**What the task requires**:
Give the number of lines in this listing that hold "Replays". No other words belong in the reply.

━━━━━━

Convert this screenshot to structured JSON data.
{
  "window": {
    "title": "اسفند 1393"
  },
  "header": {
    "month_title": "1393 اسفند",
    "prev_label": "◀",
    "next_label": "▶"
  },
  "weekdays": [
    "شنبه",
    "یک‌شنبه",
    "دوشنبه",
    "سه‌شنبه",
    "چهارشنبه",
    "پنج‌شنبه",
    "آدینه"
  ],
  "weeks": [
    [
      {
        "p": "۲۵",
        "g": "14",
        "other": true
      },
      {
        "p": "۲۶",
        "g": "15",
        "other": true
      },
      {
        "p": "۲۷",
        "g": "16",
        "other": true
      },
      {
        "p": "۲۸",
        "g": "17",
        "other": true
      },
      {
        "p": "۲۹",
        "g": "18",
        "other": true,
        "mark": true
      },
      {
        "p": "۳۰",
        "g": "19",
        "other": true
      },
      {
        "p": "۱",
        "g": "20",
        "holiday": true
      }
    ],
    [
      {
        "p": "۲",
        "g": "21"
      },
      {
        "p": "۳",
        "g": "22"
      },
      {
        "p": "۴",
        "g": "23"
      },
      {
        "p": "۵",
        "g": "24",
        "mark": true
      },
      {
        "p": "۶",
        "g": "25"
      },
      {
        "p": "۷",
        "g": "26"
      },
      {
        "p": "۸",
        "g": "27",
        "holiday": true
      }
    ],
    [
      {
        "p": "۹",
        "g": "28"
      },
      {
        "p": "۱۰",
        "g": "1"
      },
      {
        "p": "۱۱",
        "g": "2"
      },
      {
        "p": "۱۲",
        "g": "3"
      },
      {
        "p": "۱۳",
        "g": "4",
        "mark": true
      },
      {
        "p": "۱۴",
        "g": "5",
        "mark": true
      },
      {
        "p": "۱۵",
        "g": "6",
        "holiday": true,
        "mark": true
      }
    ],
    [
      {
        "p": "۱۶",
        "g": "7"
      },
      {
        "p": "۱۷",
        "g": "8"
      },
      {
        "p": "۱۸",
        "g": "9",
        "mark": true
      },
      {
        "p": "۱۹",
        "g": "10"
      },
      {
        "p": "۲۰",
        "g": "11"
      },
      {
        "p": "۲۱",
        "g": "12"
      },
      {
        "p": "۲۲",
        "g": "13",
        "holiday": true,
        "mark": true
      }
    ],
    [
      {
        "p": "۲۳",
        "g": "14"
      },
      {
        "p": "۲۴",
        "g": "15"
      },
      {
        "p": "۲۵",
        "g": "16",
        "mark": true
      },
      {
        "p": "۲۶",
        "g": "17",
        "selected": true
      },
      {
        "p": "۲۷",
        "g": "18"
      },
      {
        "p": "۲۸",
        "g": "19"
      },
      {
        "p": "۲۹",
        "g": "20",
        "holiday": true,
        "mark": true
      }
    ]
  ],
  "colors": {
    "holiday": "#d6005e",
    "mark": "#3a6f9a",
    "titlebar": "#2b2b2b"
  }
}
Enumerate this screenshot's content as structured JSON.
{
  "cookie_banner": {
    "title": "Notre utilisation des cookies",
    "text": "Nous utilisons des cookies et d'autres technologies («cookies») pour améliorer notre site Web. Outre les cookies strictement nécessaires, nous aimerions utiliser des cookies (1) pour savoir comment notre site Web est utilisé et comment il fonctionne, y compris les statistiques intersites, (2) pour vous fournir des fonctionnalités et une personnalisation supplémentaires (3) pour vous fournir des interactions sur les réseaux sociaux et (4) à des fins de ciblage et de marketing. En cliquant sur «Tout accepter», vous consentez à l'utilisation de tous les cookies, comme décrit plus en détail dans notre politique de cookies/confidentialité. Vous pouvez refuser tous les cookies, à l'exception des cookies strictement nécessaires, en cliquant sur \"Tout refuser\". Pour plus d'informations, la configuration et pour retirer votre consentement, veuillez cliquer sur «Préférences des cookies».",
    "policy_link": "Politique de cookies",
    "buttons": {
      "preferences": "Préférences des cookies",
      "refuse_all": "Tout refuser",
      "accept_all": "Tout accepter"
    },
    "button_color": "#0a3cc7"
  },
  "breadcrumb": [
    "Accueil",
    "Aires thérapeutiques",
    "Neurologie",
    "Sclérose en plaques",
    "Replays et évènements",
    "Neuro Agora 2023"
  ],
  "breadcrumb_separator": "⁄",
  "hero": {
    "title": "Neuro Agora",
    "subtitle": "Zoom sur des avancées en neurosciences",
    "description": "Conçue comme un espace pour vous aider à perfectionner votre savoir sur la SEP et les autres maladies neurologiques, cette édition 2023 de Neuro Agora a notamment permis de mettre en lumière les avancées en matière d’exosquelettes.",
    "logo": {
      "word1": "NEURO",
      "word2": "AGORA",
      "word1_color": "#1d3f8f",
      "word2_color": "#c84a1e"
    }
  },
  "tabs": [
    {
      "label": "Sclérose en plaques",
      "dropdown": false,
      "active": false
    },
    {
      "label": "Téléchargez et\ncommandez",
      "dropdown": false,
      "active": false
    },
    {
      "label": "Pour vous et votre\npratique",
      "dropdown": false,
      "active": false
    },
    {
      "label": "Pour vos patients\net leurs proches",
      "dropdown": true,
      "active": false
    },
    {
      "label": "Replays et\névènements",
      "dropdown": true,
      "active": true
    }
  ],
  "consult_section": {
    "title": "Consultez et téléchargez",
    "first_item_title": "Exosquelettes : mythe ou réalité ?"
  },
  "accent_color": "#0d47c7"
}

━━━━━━

**Result of this exercise**:
2